| Task objective |
Word for word, repeat the records, leaving every picture behind.

| Data supplied |
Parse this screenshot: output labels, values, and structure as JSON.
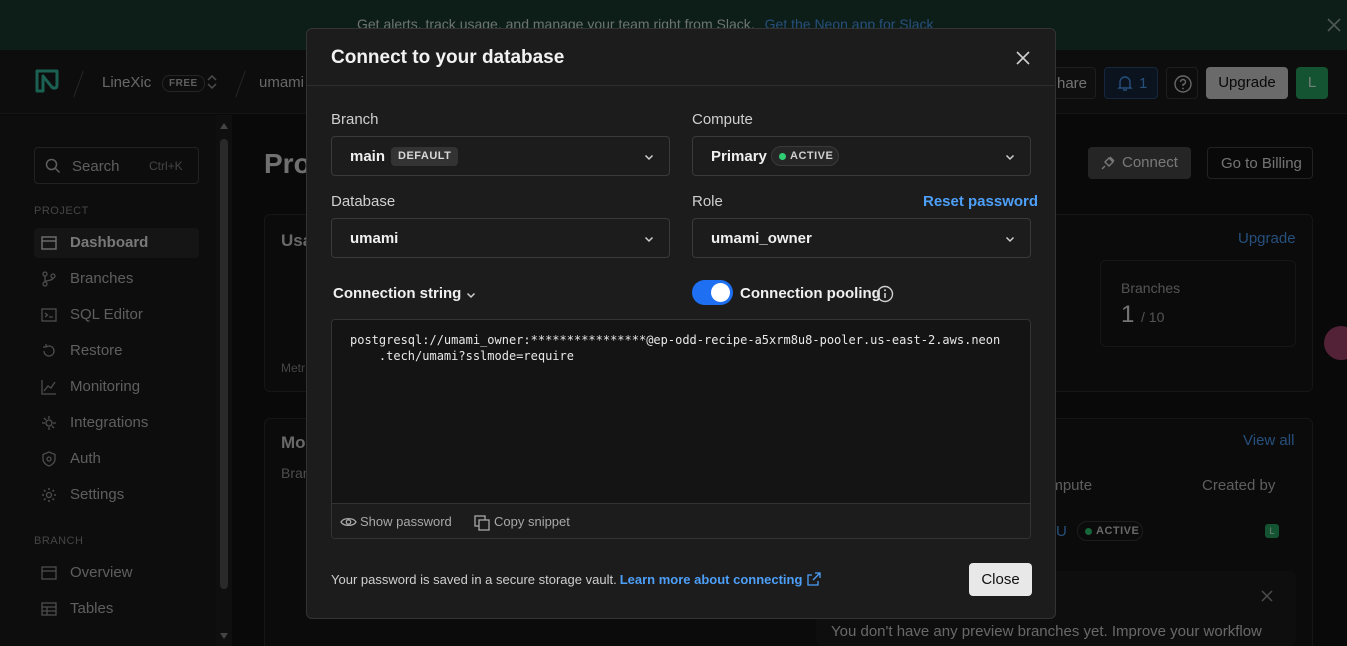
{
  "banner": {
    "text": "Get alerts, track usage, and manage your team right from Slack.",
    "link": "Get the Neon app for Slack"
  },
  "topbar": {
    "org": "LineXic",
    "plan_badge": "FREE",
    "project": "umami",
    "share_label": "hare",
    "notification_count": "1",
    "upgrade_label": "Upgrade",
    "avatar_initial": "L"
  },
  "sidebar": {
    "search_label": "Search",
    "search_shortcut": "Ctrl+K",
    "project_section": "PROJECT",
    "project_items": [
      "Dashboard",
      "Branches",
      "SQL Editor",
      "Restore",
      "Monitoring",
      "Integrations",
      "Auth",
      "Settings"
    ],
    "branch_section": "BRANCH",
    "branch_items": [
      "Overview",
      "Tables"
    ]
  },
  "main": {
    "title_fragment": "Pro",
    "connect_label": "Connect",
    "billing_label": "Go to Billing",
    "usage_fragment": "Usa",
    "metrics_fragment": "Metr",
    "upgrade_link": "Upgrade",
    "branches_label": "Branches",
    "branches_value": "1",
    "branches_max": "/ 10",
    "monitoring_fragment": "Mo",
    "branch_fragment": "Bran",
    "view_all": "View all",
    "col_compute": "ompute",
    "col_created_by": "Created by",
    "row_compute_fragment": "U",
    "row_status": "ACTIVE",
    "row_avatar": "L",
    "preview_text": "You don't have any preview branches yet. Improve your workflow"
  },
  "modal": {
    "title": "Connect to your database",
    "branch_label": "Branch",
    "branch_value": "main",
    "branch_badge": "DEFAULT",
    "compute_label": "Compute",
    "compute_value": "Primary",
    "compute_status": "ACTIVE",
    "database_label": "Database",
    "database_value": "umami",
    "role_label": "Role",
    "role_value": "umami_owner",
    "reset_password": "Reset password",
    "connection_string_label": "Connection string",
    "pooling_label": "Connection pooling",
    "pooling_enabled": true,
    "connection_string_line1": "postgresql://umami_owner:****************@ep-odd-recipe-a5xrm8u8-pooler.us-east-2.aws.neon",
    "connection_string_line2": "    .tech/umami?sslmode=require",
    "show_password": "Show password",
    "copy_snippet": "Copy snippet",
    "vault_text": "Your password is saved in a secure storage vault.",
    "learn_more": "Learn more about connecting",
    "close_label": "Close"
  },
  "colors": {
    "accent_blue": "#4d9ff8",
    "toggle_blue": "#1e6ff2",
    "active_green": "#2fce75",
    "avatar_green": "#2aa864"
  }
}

| Answer box |
Parse this screenshot: output labels, values, and structure as JSON.
{
  "banner": {
    "text": "Get alerts, track usage, and manage your team right from Slack.",
    "link": "Get the Neon app for Slack"
  },
  "topbar": {
    "org": "LineXic",
    "plan_badge": "FREE",
    "project": "umami",
    "share_label": "hare",
    "notification_count": "1",
    "upgrade_label": "Upgrade",
    "avatar_initial": "L"
  },
  "sidebar": {
    "search_label": "Search",
    "search_shortcut": "Ctrl+K",
    "project_section": "PROJECT",
    "project_items": [
      "Dashboard",
      "Branches",
      "SQL Editor",
      "Restore",
      "Monitoring",
      "Integrations",
      "Auth",
      "Settings"
    ],
    "branch_section": "BRANCH",
    "branch_items": [
      "Overview",
      "Tables"
    ]
  },
  "main": {
    "title_fragment": "Pro",
    "connect_label": "Connect",
    "billing_label": "Go to Billing",
    "usage_fragment": "Usa",
    "metrics_fragment": "Metr",
    "upgrade_link": "Upgrade",
    "branches_label": "Branches",
    "branches_value": "1",
    "branches_max": "/ 10",
    "monitoring_fragment": "Mo",
    "branch_fragment": "Bran",
    "view_all": "View all",
    "col_compute": "ompute",
    "col_created_by": "Created by",
    "row_compute_fragment": "U",
    "row_status": "ACTIVE",
    "row_avatar": "L",
    "preview_text": "You don't have any preview branches yet. Improve your workflow"
  },
  "modal": {
    "title": "Connect to your database",
    "branch_label": "Branch",
    "branch_value": "main",
    "branch_badge": "DEFAULT",
    "compute_label": "Compute",
    "compute_value": "Primary",
    "compute_status": "ACTIVE",
    "database_label": "Database",
    "database_value": "umami",
    "role_label": "Role",
    "role_value": "umami_owner",
    "reset_password": "Reset password",
    "connection_string_label": "Connection string",
    "pooling_label": "Connection pooling",
    "pooling_enabled": true,
    "connection_string_line1": "postgresql://umami_owner:****************@ep-odd-recipe-a5xrm8u8-pooler.us-east-2.aws.neon",
    "connection_string_line2": "    .tech/umami?sslmode=require",
    "show_password": "Show password",
    "copy_snippet": "Copy snippet",
    "vault_text": "Your password is saved in a secure storage vault.",
    "learn_more": "Learn more about connecting",
    "close_label": "Close"
  },
  "colors": {
    "accent_blue": "#4d9ff8",
    "toggle_blue": "#1e6ff2",
    "active_green": "#2fce75",
    "avatar_green": "#2aa864"
  }
}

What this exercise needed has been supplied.